Press "Enter" to skip to content

Researchers Publish A Comprehensive List Of Human Digestive Tract Bacteria

The digestive tract in a human body is shelter to a number of different bacteria strains. Many of these are advantageous, while others add to health issues such as inflammatory bowel disease. Scientists from the Broad Institute and MIT have now preserved and isolated samples of almost 8,000 of these strains, while also explaining their metabolic and genetic context.

This data set, which is accessible to other scientists who wish to employ it, might assist to shed light on the microbial populations’ dynamics in the human body and might assist researchers design new methods to cure a series of diseases, claims Eric Alm.

“There is a lot of enthusiasm in the microbiome field since there are links between health & disease and these bacteria. But we are falling short in being capable of understanding why that is, what are the roles of those bacteria that are leading them to associate with disease, and what’s the mechanism,” claims senior author of the research, Alm, to the media. The researchers gathered stool samples from almost 90 individuals for the study.

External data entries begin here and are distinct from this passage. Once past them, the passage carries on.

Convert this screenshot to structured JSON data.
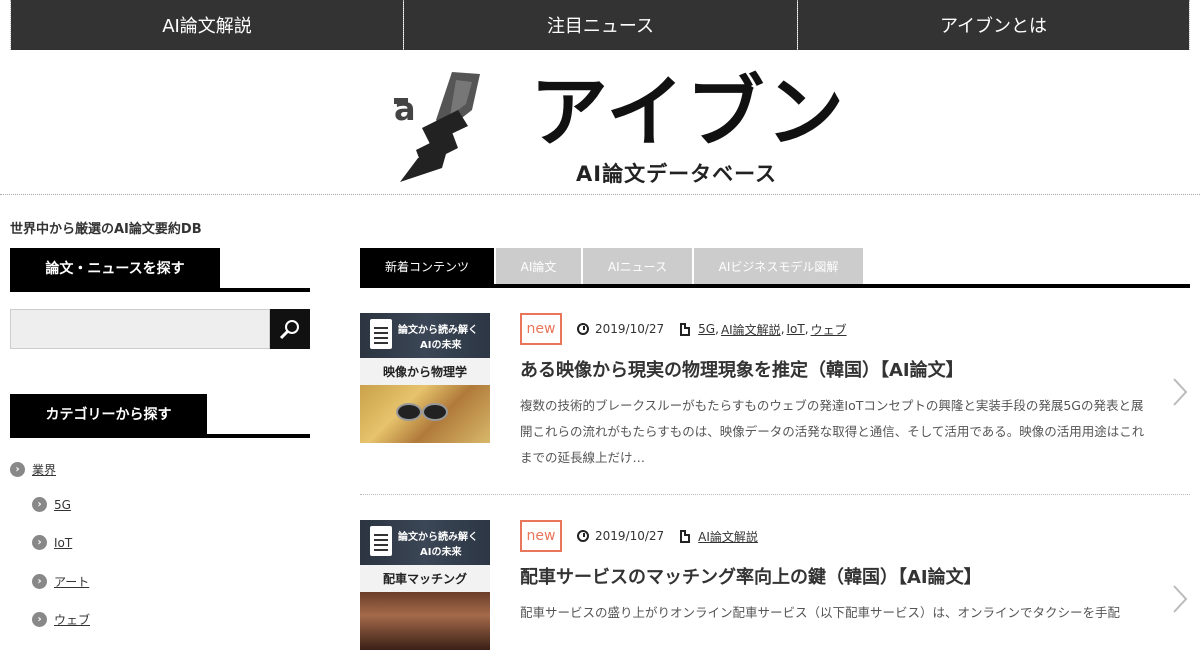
{
  "nav": {
    "items": [
      {
        "label": "AI論文解説"
      },
      {
        "label": "注目ニュース"
      },
      {
        "label": "アイブンとは"
      }
    ]
  },
  "header": {
    "logo_text": "アイブン",
    "logo_subtitle": "AI論文データベース",
    "tagline": "世界中から厳選のAI論文要約DB"
  },
  "sidebar": {
    "search": {
      "heading": "論文・ニュースを探す",
      "value": "",
      "placeholder": "",
      "button_icon": "search-icon"
    },
    "categories": {
      "heading": "カテゴリーから探す",
      "items": [
        {
          "label": "業界",
          "level": 0
        },
        {
          "label": "5G",
          "level": 1
        },
        {
          "label": "IoT",
          "level": 1
        },
        {
          "label": "アート",
          "level": 1
        },
        {
          "label": "ウェブ",
          "level": 1
        }
      ]
    }
  },
  "tabs": [
    {
      "label": "新着コンテンツ",
      "active": true
    },
    {
      "label": "AI論文",
      "active": false
    },
    {
      "label": "AIニュース",
      "active": false
    },
    {
      "label": "AIビジネスモデル図解",
      "active": false
    }
  ],
  "articles": [
    {
      "thumb_line1": "論文から読み解く",
      "thumb_line2": "AIの未来",
      "thumb_caption": "映像から物理学",
      "badge": "new",
      "date": "2019/10/27",
      "tags": [
        "5G",
        "AI論文解説",
        "IoT",
        "ウェブ"
      ],
      "title": "ある映像から現実の物理現象を推定（韓国）【AI論文】",
      "excerpt": "複数の技術的ブレークスルーがもたらすものウェブの発達IoTコンセプトの興隆と実装手段の発展5Gの発表と展開これらの流れがもたらすものは、映像データの活発な取得と通信、そして活用である。映像の活用用途はこれまでの延長線上だけ…"
    },
    {
      "thumb_line1": "論文から読み解く",
      "thumb_line2": "AIの未来",
      "thumb_caption": "配車マッチング",
      "badge": "new",
      "date": "2019/10/27",
      "tags": [
        "AI論文解説"
      ],
      "title": "配車サービスのマッチング率向上の鍵（韓国）【AI論文】",
      "excerpt": "配車サービスの盛り上がりオンライン配車サービス（以下配車サービス）は、オンラインでタクシーを手配"
    }
  ],
  "colors": {
    "nav_bg": "#333333",
    "badge_new": "#e9765a",
    "tab_active": "#000000",
    "tab_inactive": "#cccccc"
  }
}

On a related note, the University of Oregon researchers have disclosed a molecular method by which Helicobacter pylori (the human stomach pathogen) is drawn to bleach, also known as HOCI or hypochlorous acid. The research disclosed that H. pylori employs a protein dubbed as TlpD to detect bleach and get towards it, and that the bacteria Escherichia coli and Salmonella enterica can utilize TlpD-akin proteins to identify bleach in the surrounding.

The scientists propose H. pylori employ the protein TlpD to sense locations of tissue inflammation, which can assist the bacteria inhabit the stomach and maybe locate damaged nutrients and tissue. The research, “Helicobacter pylori senses bleach (HOCI) as a chemoattractant using a cytosolic chemoreceptor,” is posted in the PLOS Biology journal.

Diane Sorensen
Content Writer & Editor At Industry News Works

After studying the Astronomical Sciences, Diane continued to write about space and the universe. Because of her passion and curiosity about topics related to science and astronomy, as well as his understanding of scientific terminology, she is responsible for the coverage of the science section. She is very enthusiastic in studying missions, launches, and discoveries of the space. Her knowledge about the Space domain is of great help to others too.

Be First to Comment

Leave a Reply

Your email address will not be published. Required fields are marked *